  • Continue to monitor new developments and take advantage of opportunities to learn more. Don't miss out on the opportunity to gain valuable insights and strategies for navigating the evolving landscape of email marketing in higher education. Join enrollmentFUEL's REV: FUEL Learning Series Roundtable—Optimizing Your Communication Strategy for the Changing Email Landscape—on February 22, 2024, from 1-2 p.m. ET. Engage in a meaningful discussion about optimizing your communication strategy amidst the recent changes announced by Gmail and Yahoo. enrollmentFUEL's REV Roundtables provides a platform for you to connect with peers, share ideas, and devise effective plans to overcome these and other challenges. Secure your spot by completing the registration form found on the page linked above.


Whatever action steps you choose to take, it is imperative for higher education institutions to adapt and stay ahead of the curve as the landscape of email marketing continues to undergo significant shifts. The impact of the above changes on communication flows, spam regulations, and sender reputation necessitates a proactive approach. Making sure you have taken steps to monitor bounceback activities, implement the necessary DNS records, and embrace the list-unsubscribe header are vital steps to safeguard your email campaigns. Additionally, the enforcement of a spam rate limit strengthens the need for meticulous scrutiny and adjustments to maintain a positive domain reputation. 

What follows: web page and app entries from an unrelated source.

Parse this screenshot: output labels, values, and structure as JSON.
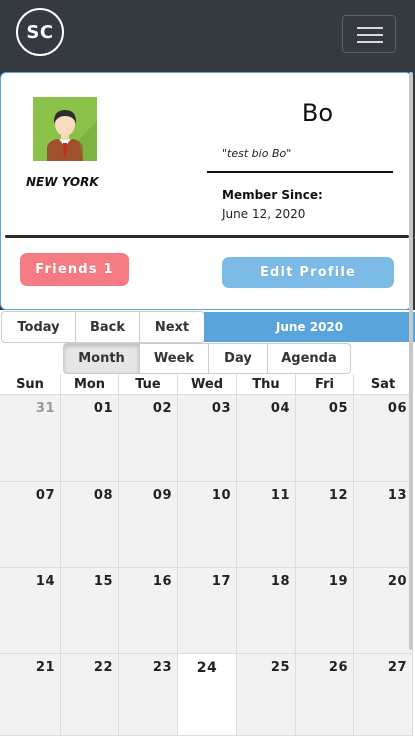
{
  "navbar": {
    "logo_text": "SC",
    "menu_icon": "hamburger-menu-icon"
  },
  "profile": {
    "avatar_icon": "user-avatar-icon",
    "location": "NEW YORK",
    "username": "Bo",
    "bio": "\"test bio Bo\"",
    "member_since_label": "Member Since:",
    "member_since_date": "June 12, 2020",
    "friends_button": "Friends 1",
    "edit_profile_button": "Edit Profile"
  },
  "calendar": {
    "nav": {
      "today": "Today",
      "back": "Back",
      "next": "Next"
    },
    "month_label": "June 2020",
    "views": [
      "Month",
      "Week",
      "Day",
      "Agenda"
    ],
    "active_view": "Month",
    "weekdays": [
      "Sun",
      "Mon",
      "Tue",
      "Wed",
      "Thu",
      "Fri",
      "Sat"
    ],
    "weeks": [
      [
        "31",
        "01",
        "02",
        "03",
        "04",
        "05",
        "06"
      ],
      [
        "07",
        "08",
        "09",
        "10",
        "11",
        "12",
        "13"
      ],
      [
        "14",
        "15",
        "16",
        "17",
        "18",
        "19",
        "20"
      ],
      [
        "21",
        "22",
        "23",
        "24",
        "25",
        "26",
        "27"
      ]
    ],
    "off_range_day": "31",
    "today_day": "24"
  },
  "colors": {
    "navbar": "#343a40",
    "accent_blue": "#5aa4dc",
    "friends_button": "#f57c83",
    "edit_button": "#7cbbe5"
  }
}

In the face of these challenges, don’t forget to conduct regular audits, seek expert guidance on further changes and actions, and diversify communication channels as well. Focus on key strategies for success, such as emphasizing unique content, rigorous spam testing, and exploring alternative channels. Taking proactive actions will ensure that your institution's message not only reaches its intended audiences but resonates with them as well in the ever-evolving email landscape.